> _Your task_
Reproduce the records word for word, apart from the images they contain.

═════ Source information ═════

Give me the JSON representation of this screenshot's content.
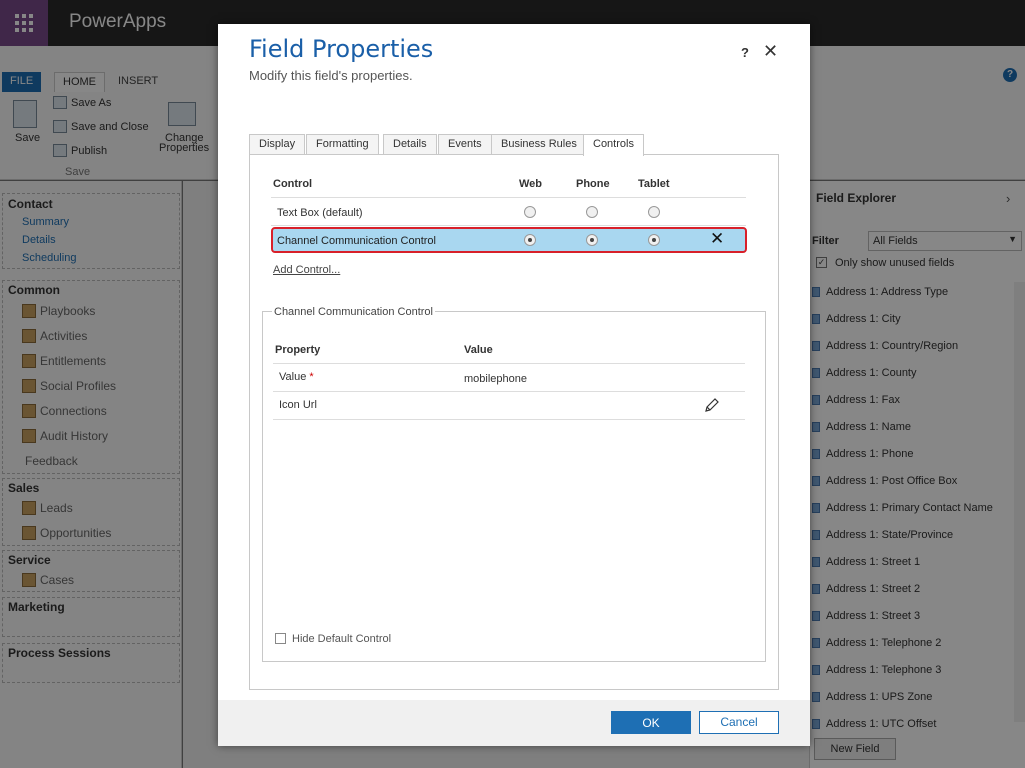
{
  "app": {
    "title": "PowerApps"
  },
  "ribbon": {
    "tabs": [
      "FILE",
      "HOME",
      "INSERT"
    ],
    "save": "Save",
    "save_as": "Save As",
    "save_and_close": "Save and Close",
    "publish": "Publish",
    "group_save": "Save",
    "change_properties_1": "Change",
    "change_properties_2": "Properties",
    "help": "?"
  },
  "nav": {
    "contact": "Contact",
    "contact_items": [
      "Summary",
      "Details",
      "Scheduling"
    ],
    "common": "Common",
    "common_items": [
      "Playbooks",
      "Activities",
      "Entitlements",
      "Social Profiles",
      "Connections",
      "Audit History",
      "Feedback"
    ],
    "sales": "Sales",
    "sales_items": [
      "Leads",
      "Opportunities"
    ],
    "service": "Service",
    "service_items": [
      "Cases"
    ],
    "marketing": "Marketing",
    "process": "Process Sessions"
  },
  "field_explorer": {
    "title": "Field Explorer",
    "filter_label": "Filter",
    "filter_value": "All Fields",
    "unused_label": "Only show unused fields",
    "fields": [
      "Address 1: Address Type",
      "Address 1: City",
      "Address 1: Country/Region",
      "Address 1: County",
      "Address 1: Fax",
      "Address 1: Name",
      "Address 1: Phone",
      "Address 1: Post Office Box",
      "Address 1: Primary Contact Name",
      "Address 1: State/Province",
      "Address 1: Street 1",
      "Address 1: Street 2",
      "Address 1: Street 3",
      "Address 1: Telephone 2",
      "Address 1: Telephone 3",
      "Address 1: UPS Zone",
      "Address 1: UTC Offset"
    ],
    "new_field": "New Field"
  },
  "dialog": {
    "title": "Field Properties",
    "subtitle": "Modify this field's properties.",
    "help": "?",
    "close": "✕",
    "tabs": [
      "Display",
      "Formatting",
      "Details",
      "Events",
      "Business Rules",
      "Controls"
    ],
    "active_tab": "Controls",
    "controls_table": {
      "headers": {
        "control": "Control",
        "web": "Web",
        "phone": "Phone",
        "tablet": "Tablet"
      },
      "rows": [
        {
          "name": "Text Box (default)",
          "web": false,
          "phone": false,
          "tablet": false
        },
        {
          "name": "Channel Communication Control",
          "web": true,
          "phone": true,
          "tablet": true
        }
      ],
      "delete_glyph": "✕",
      "add_control": "Add Control..."
    },
    "properties": {
      "legend": "Channel Communication Control",
      "headers": {
        "property": "Property",
        "value": "Value"
      },
      "rows": [
        {
          "property": "Value",
          "required": "*",
          "value": "mobilephone"
        },
        {
          "property": "Icon Url",
          "value": ""
        }
      ]
    },
    "hide_default": "Hide Default Control",
    "ok": "OK",
    "cancel": "Cancel"
  }
}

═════

> _Task output_
Give me the JSON representation of this screenshot's content.
{
  "app": {
    "title": "PowerApps"
  },
  "ribbon": {
    "tabs": [
      "FILE",
      "HOME",
      "INSERT"
    ],
    "save": "Save",
    "save_as": "Save As",
    "save_and_close": "Save and Close",
    "publish": "Publish",
    "group_save": "Save",
    "change_properties_1": "Change",
    "change_properties_2": "Properties",
    "help": "?"
  },
  "nav": {
    "contact": "Contact",
    "contact_items": [
      "Summary",
      "Details",
      "Scheduling"
    ],
    "common": "Common",
    "common_items": [
      "Playbooks",
      "Activities",
      "Entitlements",
      "Social Profiles",
      "Connections",
      "Audit History",
      "Feedback"
    ],
    "sales": "Sales",
    "sales_items": [
      "Leads",
      "Opportunities"
    ],
    "service": "Service",
    "service_items": [
      "Cases"
    ],
    "marketing": "Marketing",
    "process": "Process Sessions"
  },
  "field_explorer": {
    "title": "Field Explorer",
    "filter_label": "Filter",
    "filter_value": "All Fields",
    "unused_label": "Only show unused fields",
    "fields": [
      "Address 1: Address Type",
      "Address 1: City",
      "Address 1: Country/Region",
      "Address 1: County",
      "Address 1: Fax",
      "Address 1: Name",
      "Address 1: Phone",
      "Address 1: Post Office Box",
      "Address 1: Primary Contact Name",
      "Address 1: State/Province",
      "Address 1: Street 1",
      "Address 1: Street 2",
      "Address 1: Street 3",
      "Address 1: Telephone 2",
      "Address 1: Telephone 3",
      "Address 1: UPS Zone",
      "Address 1: UTC Offset"
    ],
    "new_field": "New Field"
  },
  "dialog": {
    "title": "Field Properties",
    "subtitle": "Modify this field's properties.",
    "help": "?",
    "close": "✕",
    "tabs": [
      "Display",
      "Formatting",
      "Details",
      "Events",
      "Business Rules",
      "Controls"
    ],
    "active_tab": "Controls",
    "controls_table": {
      "headers": {
        "control": "Control",
        "web": "Web",
        "phone": "Phone",
        "tablet": "Tablet"
      },
      "rows": [
        {
          "name": "Text Box (default)",
          "web": false,
          "phone": false,
          "tablet": false
        },
        {
          "name": "Channel Communication Control",
          "web": true,
          "phone": true,
          "tablet": true
        }
      ],
      "delete_glyph": "✕",
      "add_control": "Add Control..."
    },
    "properties": {
      "legend": "Channel Communication Control",
      "headers": {
        "property": "Property",
        "value": "Value"
      },
      "rows": [
        {
          "property": "Value",
          "required": "*",
          "value": "mobilephone"
        },
        {
          "property": "Icon Url",
          "value": ""
        }
      ]
    },
    "hide_default": "Hide Default Control",
    "ok": "OK",
    "cancel": "Cancel"
  }
}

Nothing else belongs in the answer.